Saturn's mysterious moon Enceladus-which floats just beyond the giant planet's icy belt of rings-appears to be home to a vast subterranean ocean of seltzer water. The dark deeps of this warm, fizzy sea may be home to alien pelagic creatures, both large and small. But there's a long way to go before plunging into the depths of this alien ocean.
According to Dennis Matson of NASA's Jet Propulsion Laboratory, evidence of the moon's ocean started mounting back in 2005 when NASA's Cassini robot spacecraft zipped past Enceladus.
"Geophysicists expected this little world to be a lump of ice, cold, dead, and uninteresting," Matson said during a recent NASA news briefing announcing the discovery of the alien exolunar sea. "Boy, were we surprised!"
The big surprise came when Cassini radioed back digital photographs of several weird, icy jets of water vapor-the jest were exhaling sparkling icy particles and gobs of organic compounds. Matson said all this stuff was being blown out through geyser like vents in huge fissures along Enceladus' frozen, crater pocked and billiard ball-like surface. The beautiful blue fissures are now called tiger stripes (see photo).
Matson said that after examining images and related data, NASA scientists concluded that pockets of liquid water-with temperatures hovering at or just above the freezing point-were the only possible reason for the geysers. However, scientists expected to find signatures of salt water, but the salt was missing from the data.
"In initial flybys, Cassini's instruments detected carbon, hydrogen, oxygen, nitrogen, and various hydrocarbons in the plume gasses. But there were none of the elements of salt that ocean water should contain," according to NASA's Dauna Coulter. "But in 2009 Cassini's cosmic dust analyzer located the missing salt-in a surprising place."
Matson continued: "It wasn't in the plume gasses where we'd been looking for it. Instead, sodium and potassium salts and carbonates were locked up in the plumes' icy particles. And the source of these substances has to be an ocean. Stuff dissolved in an ocean is similar to the contents of these grains."
If discovering a hidden alien ocean isn't fascinating enough, Matson noted that new Cassini data reveals that the moon's fissures have warmish temperatures.

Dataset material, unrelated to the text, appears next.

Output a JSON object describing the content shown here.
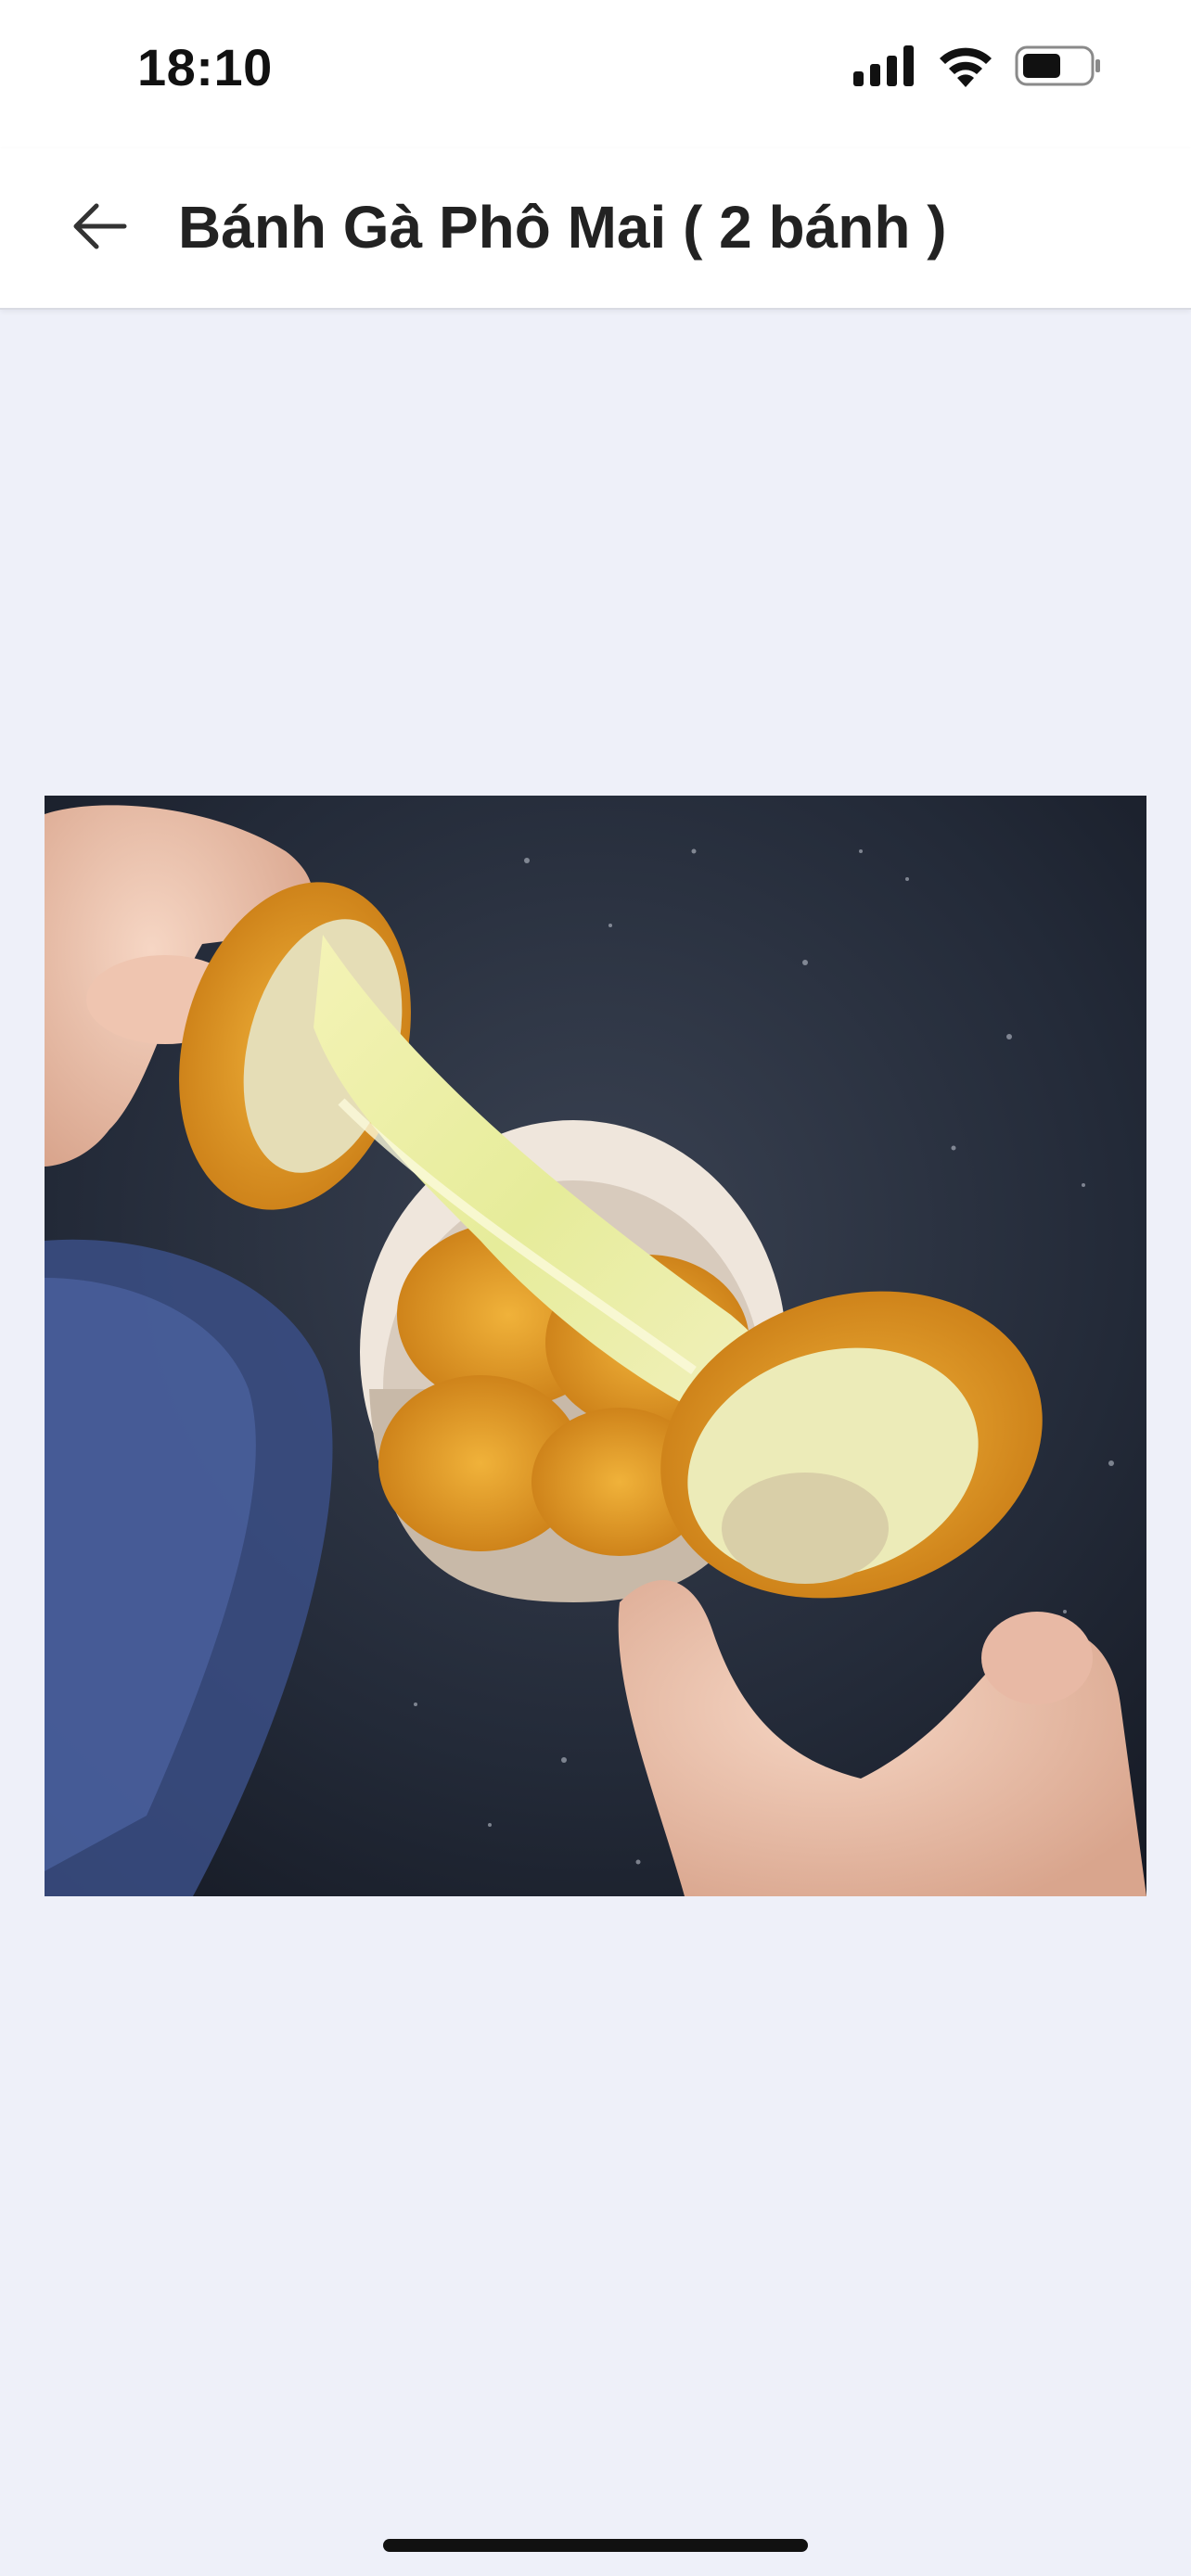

"They (the fissures) have to be volcanic in origin. Heat must be flowing from the interior, enough to melt some of the underground ice, creating an underground waterworks," he said. The contents of Enceladus' ebony ocean is capped by a crust of ice 20 or miles thick thick. "Have you ever been sprayed when you popped the top of a soda can?" he asked. Well, that's what;s happening on Enceladus.
Saturn's titanic tidal forces are flexing the moon and this is likely the cause of internal volcanic activity (think Icelandic volcanoes below thick glaciers). The erupting volcanoes-invisible at the surface-are melting the crustal ice.
So far, Enceladus meets Earth's top 3 requirements for life as we know it:
1. an ocean of dihydrogen monoxide (aka liquid water)
2. abundant organics
3. deep source of heat (volcanism)
For many microorganisms already thriving in Earth's hydrosphere today, adapting to Enceladus' dark, fizzy ocean environment would be a piece of cake.
Lou Varricchio, M.Sc., was a science writer at the NASA Ames Research Center in California. He has produced several science programs for Public Radio International and Prairie Public Television. He is currently a member of the NASA-JPL Solar System Ambassador program. Readers may send space-related questions to him at: email@example.com.